What is required -> Reproduce each line from the records that holds "проверено".

Data listing ->
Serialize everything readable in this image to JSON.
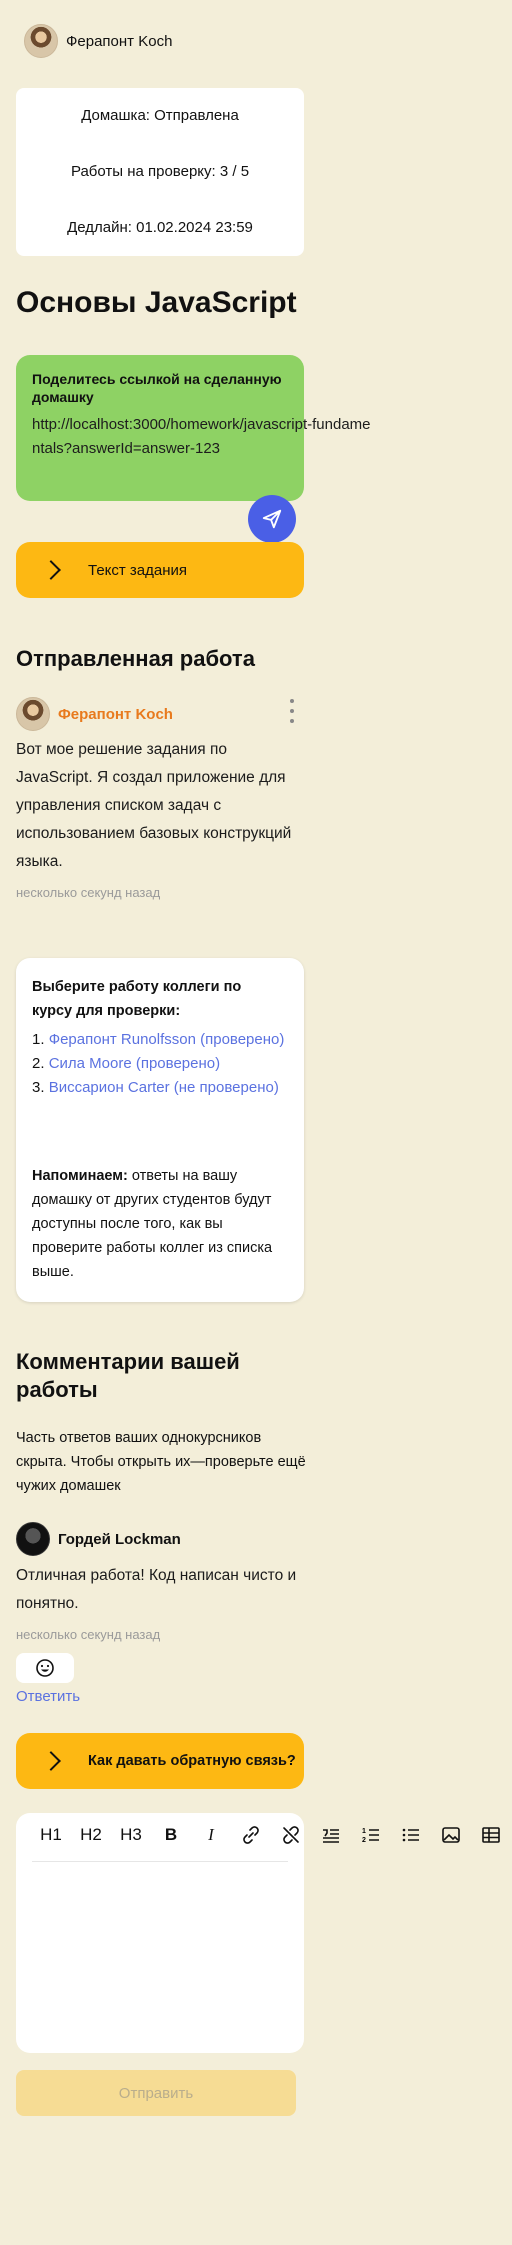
{
  "header": {
    "user_name": "Ферапонт Koch"
  },
  "status": {
    "homework": "Домашка: Отправлена",
    "reviews_label": "Работы на проверку: ",
    "reviews_value": "3 / 5",
    "deadline": "Дедлайн: 01.02.2024 23:59"
  },
  "page_title": "Основы JavaScript",
  "share": {
    "title": "Поделитесь ссылкой на сделанную домашку",
    "link": "http://localhost:3000/homework/javascript-fundamentals?answerId=answer-123"
  },
  "task_button": "Текст задания",
  "submitted": {
    "heading": "Отправленная работа",
    "author": "Ферапонт Koch",
    "text": "Вот мое решение задания по JavaScript. Я создал приложение для управления списком задач с использованием базовых конструкций языка.",
    "time": "несколько секунд назад"
  },
  "review": {
    "title": "Выберите работу коллеги по курсу для проверки:",
    "items": [
      {
        "num": "1.",
        "label": "Ферапонт Runolfsson (проверено)"
      },
      {
        "num": "2.",
        "label": "Сила Moore (проверено)"
      },
      {
        "num": "3.",
        "label": "Виссарион Carter (не проверено)"
      }
    ],
    "reminder_bold": "Напоминаем:",
    "reminder_text": " ответы на вашу домашку от других студентов будут доступны после того, как вы проверите работы коллег из списка выше."
  },
  "comments": {
    "heading": "Комментарии вашей работы",
    "note": "Часть ответов ваших однокурсников скрыта. Чтобы открыть их—проверьте ещё чужих домашек",
    "author": "Гордей Lockman",
    "text": "Отличная работа! Код написан чисто и понятно.",
    "time": "несколько секунд назад",
    "reply": "Ответить"
  },
  "feedback_button": "Как давать обратную связь?",
  "editor": {
    "tools": [
      "H1",
      "H2",
      "H3",
      "B",
      "I",
      "link",
      "unlink",
      "quote",
      "ordered-list",
      "bullet-list",
      "image",
      "table"
    ],
    "submit": "Отправить"
  },
  "colors": {
    "background": "#f3eed9",
    "green": "#8ed264",
    "yellow": "#fdb813",
    "blue": "#4a5fe6",
    "orange": "#e87a1d",
    "link": "#5b72e0"
  }
}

Exercise response ->
        "label": "Ферапонт Runolfsson (проверено)"
        "label": "Сила Moore (проверено)"
        "label": "Виссарион Carter (не проверено)"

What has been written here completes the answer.